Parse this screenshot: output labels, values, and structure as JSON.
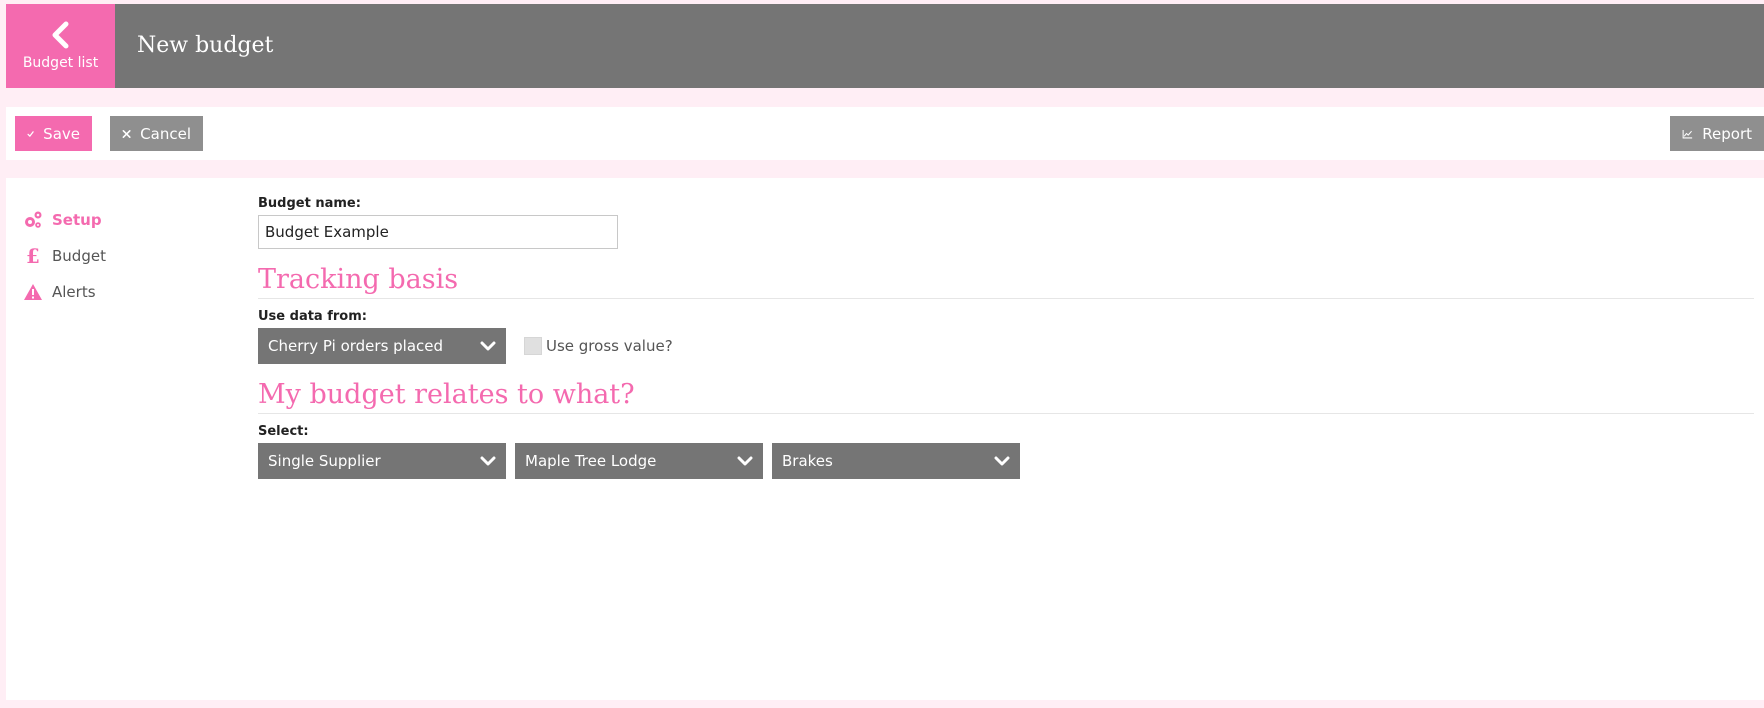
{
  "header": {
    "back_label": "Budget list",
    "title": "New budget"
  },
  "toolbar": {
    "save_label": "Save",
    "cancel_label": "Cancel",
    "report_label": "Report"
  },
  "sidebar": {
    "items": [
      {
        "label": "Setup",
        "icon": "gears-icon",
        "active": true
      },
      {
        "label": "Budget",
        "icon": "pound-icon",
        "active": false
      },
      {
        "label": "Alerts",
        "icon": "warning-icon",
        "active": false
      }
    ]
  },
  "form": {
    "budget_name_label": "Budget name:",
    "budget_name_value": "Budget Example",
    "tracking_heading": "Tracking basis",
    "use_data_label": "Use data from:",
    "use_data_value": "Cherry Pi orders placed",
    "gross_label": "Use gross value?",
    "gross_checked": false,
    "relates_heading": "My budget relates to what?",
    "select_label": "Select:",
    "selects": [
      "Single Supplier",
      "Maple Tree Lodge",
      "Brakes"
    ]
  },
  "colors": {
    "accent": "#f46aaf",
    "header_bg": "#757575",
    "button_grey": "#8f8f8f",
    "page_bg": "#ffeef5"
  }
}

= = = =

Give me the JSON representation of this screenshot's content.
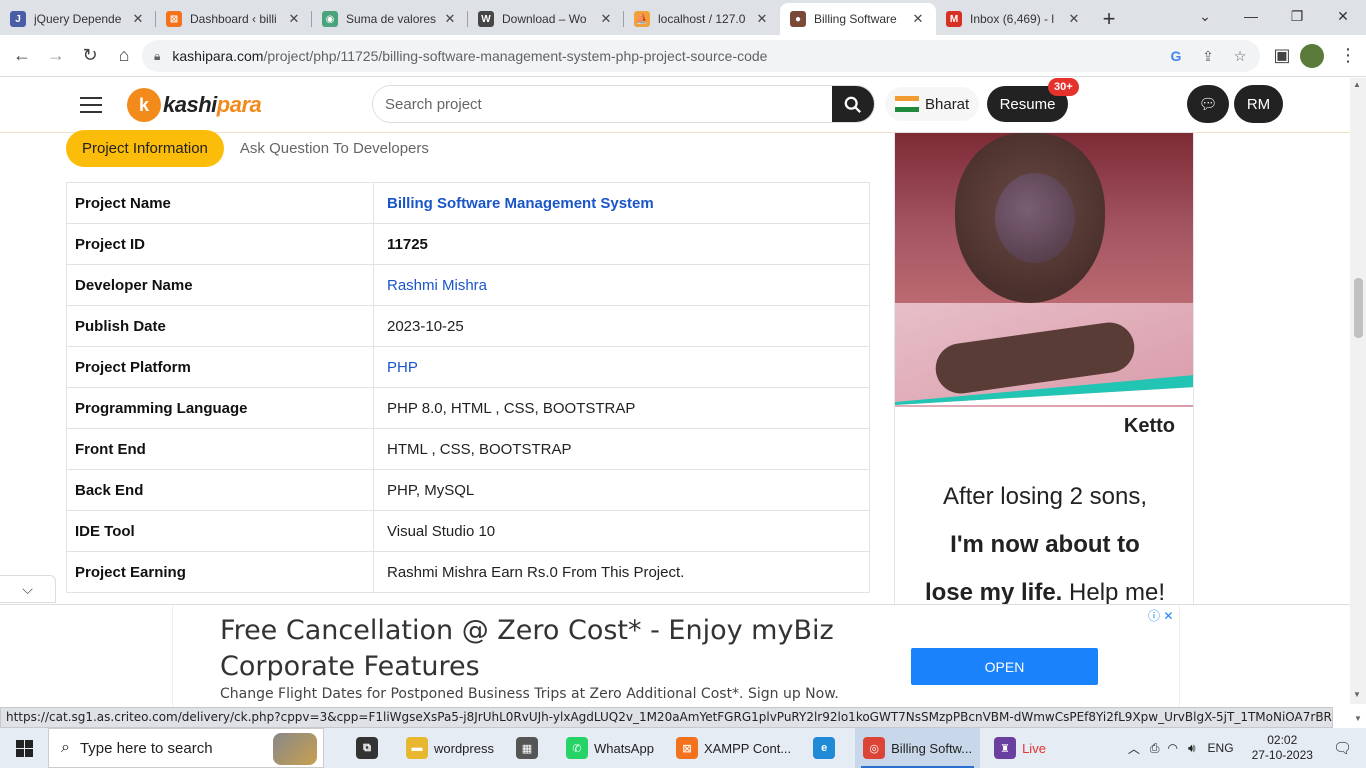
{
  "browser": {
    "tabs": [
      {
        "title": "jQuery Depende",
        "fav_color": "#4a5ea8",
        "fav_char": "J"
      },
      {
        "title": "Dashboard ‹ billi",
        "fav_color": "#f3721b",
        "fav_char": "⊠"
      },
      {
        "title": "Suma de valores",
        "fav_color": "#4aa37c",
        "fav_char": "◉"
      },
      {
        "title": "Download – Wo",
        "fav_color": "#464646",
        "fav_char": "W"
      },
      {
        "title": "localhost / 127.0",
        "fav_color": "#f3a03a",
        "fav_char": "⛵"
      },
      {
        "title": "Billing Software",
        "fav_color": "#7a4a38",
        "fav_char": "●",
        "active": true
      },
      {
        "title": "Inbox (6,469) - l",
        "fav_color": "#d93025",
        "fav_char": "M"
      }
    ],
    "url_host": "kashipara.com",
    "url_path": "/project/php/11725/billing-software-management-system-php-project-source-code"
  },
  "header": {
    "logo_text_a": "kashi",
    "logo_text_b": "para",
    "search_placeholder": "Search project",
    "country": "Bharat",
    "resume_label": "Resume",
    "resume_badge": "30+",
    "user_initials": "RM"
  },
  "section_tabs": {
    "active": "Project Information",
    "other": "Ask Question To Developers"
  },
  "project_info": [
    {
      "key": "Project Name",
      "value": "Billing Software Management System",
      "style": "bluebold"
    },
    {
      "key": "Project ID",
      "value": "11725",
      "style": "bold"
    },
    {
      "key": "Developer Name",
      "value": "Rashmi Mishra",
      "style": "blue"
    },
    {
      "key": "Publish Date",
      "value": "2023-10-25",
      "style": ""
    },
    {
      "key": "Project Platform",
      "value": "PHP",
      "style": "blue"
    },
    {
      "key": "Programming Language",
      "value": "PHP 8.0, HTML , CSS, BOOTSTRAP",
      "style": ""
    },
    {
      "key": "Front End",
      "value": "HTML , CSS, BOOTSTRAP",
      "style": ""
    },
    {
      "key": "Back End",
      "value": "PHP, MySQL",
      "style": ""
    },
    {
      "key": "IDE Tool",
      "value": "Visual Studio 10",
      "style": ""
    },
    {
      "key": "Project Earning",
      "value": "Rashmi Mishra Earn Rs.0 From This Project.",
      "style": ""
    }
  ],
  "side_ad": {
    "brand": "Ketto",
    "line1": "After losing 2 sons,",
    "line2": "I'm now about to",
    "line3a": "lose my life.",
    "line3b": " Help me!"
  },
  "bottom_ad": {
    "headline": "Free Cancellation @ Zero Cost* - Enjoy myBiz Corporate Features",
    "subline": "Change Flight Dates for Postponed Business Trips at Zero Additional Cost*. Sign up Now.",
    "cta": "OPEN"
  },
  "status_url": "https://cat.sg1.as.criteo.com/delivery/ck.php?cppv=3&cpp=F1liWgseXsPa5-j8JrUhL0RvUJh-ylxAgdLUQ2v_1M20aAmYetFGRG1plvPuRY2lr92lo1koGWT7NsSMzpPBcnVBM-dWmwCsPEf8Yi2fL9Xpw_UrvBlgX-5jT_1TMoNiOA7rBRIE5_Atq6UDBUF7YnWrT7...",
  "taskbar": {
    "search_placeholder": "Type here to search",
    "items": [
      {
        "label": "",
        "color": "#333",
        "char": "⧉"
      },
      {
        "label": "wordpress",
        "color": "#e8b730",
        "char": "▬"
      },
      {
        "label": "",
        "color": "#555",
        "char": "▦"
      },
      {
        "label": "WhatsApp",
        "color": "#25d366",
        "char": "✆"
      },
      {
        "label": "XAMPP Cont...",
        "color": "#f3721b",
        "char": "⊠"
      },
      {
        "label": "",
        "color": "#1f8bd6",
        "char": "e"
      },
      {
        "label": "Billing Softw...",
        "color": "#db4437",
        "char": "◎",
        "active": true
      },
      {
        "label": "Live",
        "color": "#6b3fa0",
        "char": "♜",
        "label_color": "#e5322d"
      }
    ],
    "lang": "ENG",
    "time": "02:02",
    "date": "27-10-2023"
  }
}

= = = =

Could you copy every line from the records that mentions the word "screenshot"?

Written reply:
Parse this screenshot: output labels, values, and structure as JSON.
Give me the JSON representation of this screenshot's content.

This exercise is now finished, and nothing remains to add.